Source: Theo Wargo / Getty Images

23. Linda Sarsour
> Occupation: Activist
> Known for: 2017 Women’s March

A Muslim Palestinian American and Brooklyn native, Linda Sarsour is the former director of the Arab American Association of New York. Her activism has focused on dismantling Islamophobia, supporting the Black Lives Matter movement, and co-founding the Women’s March, starting in 2017. Her support of boycott, divestment, and sanctions against Israel has lead critics to accuse her of anti-Semitism and divided supporters of the Women’s March. Sarsour has publicly claimed that the Women’s March is committed to fighting anti-Semitism, but that she continues to support the rights of Palestinians in Israeli-occupied territories.

Source: slowking4 / Wikimedia Commons

24. Tamika Mallory
> Occupation: Activist
> Known for: 2017 Women’s March

A civil rights, gun control, and black lives matter activist, Tamika Mallory worked for Al Sharpton’s National Action Network for 14 years and was the youngest executive director at the organization. She co-chaired the Women’s March on Washington in 2017, where protesters marched against the racist, sexist, homophobic, and xenophobic rhetoric of the newly inaugurated president. The march was intended to allow immigrants, women of color, people with disabilities, and people of all faiths to have a voice and feel solidarity. Though accused of anti-Semitism over her relationship with Nation of Islam leader Louis Farrakhan and asked by some women’s march supporters to step down, Mallory went on to co-chair the 2019 Women’s March.


Source: Susanne Nilsson / Wikimedia Commons

25. Anita Sarkeesian
> Occupation: Media critic, video blogger
> Known for: Gamergate

Anita Sarkeesian is the creator of an online video series called Feminist Frequency that applies feminist theory to popular culture. After running a kickstarter campaign in 2012 to fund a series examining common sexist tropes in video games, she became the target of profuse online harassment from gamers, which included rape and death threats. Her experience shed national attention on the misogyny in the gaming culture and the need for social media companies such as Twitter to form clearer definitions of free speech that do not allow online harassment.

ALERT: Take This Retirement Quiz Now  (Sponsored)

Take the quiz below to get matched with a financial advisor today.

Each advisor has been vetted by SmartAsset and is held to a fiduciary standard to act in your best interests.

Here’s how it works:
1. Answer SmartAsset advisor match quiz
2. Review your pre-screened matches at your leisure.

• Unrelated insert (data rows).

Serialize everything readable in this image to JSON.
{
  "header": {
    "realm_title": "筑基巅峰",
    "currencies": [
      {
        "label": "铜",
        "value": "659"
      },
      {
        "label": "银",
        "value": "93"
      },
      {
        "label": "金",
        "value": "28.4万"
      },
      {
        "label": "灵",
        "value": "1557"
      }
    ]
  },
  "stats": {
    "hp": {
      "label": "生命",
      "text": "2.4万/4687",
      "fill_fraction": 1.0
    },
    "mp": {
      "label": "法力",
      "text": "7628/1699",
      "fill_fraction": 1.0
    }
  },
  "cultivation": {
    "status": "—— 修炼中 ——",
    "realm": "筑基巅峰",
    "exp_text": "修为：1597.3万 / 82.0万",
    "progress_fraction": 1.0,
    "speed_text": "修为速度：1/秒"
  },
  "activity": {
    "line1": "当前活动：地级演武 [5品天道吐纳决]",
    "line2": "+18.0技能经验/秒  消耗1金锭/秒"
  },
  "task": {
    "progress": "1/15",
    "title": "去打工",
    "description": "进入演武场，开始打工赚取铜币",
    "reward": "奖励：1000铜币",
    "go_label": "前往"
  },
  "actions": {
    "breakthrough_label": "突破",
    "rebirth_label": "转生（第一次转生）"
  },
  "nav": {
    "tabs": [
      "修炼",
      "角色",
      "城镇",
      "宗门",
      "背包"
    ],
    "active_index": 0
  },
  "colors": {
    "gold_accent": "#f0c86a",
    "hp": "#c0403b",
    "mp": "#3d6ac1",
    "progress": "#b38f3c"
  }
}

Check out the advisors’ profiles.
3. Speak with advisors at no cost to you. Have an introductory call on the phone or introduction in person and choose whom to work with in the future

Take the retirement quiz right here.

Thank you for reading! Have some feedback for us?
Contact the 24/7 Wall St. editorial team.